Italian Prime Minister Giuseppe Conte handed in his resignation on Tuesday, in a tactical political maneuver that he hopes will allow him to build a new coalition.
Italy was thrown into a fresh political crisis last week when Conte faced two confidence votes. He survived but lost his governing majority in the Senate after his predecessor, Matteo Renzi, withdrew his small Italia Viva party from the ruling coalition, citing frustrations with the government’s management of the pandemic and a recession.
Conte handed his resignation to President Sergio Mattarella on Tuesday, according to the presidential palace, which said in a statement that the President had not immediately accepted it.
“The President of the Republic is reserving his decision and has asked the government to stay in office for the management of ordinary affairs,” it said.
It added that consultations with leaders of Italy’s major political parties would begin on Wednesday afternoon.

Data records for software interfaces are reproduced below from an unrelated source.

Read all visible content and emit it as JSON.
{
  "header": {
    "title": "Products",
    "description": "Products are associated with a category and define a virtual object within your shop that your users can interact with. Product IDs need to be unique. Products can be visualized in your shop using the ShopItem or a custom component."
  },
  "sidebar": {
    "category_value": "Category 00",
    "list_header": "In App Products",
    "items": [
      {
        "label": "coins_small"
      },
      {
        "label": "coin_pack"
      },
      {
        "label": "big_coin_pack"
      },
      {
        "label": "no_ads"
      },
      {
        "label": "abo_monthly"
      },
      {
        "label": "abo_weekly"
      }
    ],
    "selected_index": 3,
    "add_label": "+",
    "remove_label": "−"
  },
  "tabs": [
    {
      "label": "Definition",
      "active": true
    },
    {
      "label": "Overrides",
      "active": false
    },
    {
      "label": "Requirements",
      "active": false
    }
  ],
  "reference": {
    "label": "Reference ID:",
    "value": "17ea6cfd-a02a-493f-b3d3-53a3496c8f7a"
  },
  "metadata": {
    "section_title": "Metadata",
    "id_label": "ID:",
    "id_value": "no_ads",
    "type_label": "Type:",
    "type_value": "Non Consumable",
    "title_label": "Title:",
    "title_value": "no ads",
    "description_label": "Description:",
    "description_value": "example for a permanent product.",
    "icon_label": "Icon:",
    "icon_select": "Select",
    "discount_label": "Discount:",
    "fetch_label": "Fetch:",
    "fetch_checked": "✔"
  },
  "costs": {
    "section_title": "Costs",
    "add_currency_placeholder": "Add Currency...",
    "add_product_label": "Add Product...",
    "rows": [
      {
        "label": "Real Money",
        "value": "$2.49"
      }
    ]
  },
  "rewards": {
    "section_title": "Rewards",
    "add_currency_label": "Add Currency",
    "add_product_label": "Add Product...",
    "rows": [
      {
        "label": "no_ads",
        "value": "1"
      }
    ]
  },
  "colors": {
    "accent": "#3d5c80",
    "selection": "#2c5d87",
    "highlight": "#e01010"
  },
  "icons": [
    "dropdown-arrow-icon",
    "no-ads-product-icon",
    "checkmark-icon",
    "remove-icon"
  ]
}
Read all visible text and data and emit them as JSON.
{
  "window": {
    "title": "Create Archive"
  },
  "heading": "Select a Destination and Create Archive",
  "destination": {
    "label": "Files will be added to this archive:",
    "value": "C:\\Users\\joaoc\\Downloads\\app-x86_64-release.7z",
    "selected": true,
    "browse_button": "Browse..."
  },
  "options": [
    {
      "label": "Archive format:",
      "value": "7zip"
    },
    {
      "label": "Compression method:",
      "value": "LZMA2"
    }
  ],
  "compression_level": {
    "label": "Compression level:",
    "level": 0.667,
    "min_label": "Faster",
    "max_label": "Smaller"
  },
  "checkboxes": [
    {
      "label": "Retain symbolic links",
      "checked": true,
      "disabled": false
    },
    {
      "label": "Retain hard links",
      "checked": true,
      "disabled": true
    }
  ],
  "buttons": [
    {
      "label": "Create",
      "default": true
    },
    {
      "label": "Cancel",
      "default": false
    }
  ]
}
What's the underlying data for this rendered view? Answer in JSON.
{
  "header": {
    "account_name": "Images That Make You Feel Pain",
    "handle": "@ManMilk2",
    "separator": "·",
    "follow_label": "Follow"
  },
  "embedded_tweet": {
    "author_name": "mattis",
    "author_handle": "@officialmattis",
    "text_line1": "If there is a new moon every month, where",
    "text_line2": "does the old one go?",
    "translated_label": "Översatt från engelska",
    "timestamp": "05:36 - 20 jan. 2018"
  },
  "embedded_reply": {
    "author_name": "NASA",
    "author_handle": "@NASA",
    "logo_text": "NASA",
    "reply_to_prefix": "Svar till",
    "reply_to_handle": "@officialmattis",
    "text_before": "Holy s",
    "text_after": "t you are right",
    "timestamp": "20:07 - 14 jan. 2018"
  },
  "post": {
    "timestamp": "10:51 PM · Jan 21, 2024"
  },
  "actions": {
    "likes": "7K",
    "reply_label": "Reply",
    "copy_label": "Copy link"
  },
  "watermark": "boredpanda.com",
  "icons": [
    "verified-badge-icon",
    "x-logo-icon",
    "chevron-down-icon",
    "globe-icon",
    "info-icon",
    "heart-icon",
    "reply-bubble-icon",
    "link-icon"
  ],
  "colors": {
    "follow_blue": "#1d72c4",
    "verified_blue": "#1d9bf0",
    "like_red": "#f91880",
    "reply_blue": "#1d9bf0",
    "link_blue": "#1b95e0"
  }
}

Mattarella is likely to invite the Prime Minister to try to build a new governing majority. If Conte receives the mandate, he would likely look for a broader coalition and to add five more senators to the fold.
Without a Senate majority, Conte would struggle pass effective legislation at a time of crisis for the European nation, which has suffered years of political instability in addition to new economic challenges amid the pandemic.
Another option to break the impasse would be to call snap elections, two years early.
Conte’s coalition, which was formed in 2019, is led by the center-left Democratic Party (PD) and the anti-establishment Five Star Movement (M5S). Despite vast political differences, the unusual alliance prevented snap elections which could have favored the far-right League Party.
Conte has enjoyed high approval ratings after Italy imposed Europe’s first lockdown last spring, in response to spiraling number of Covid-19 cases and deaths. Despite not having any political affiliation or party behind him, he remains Italy’s most popular politician with an approval rating above 50%, Reuters reports.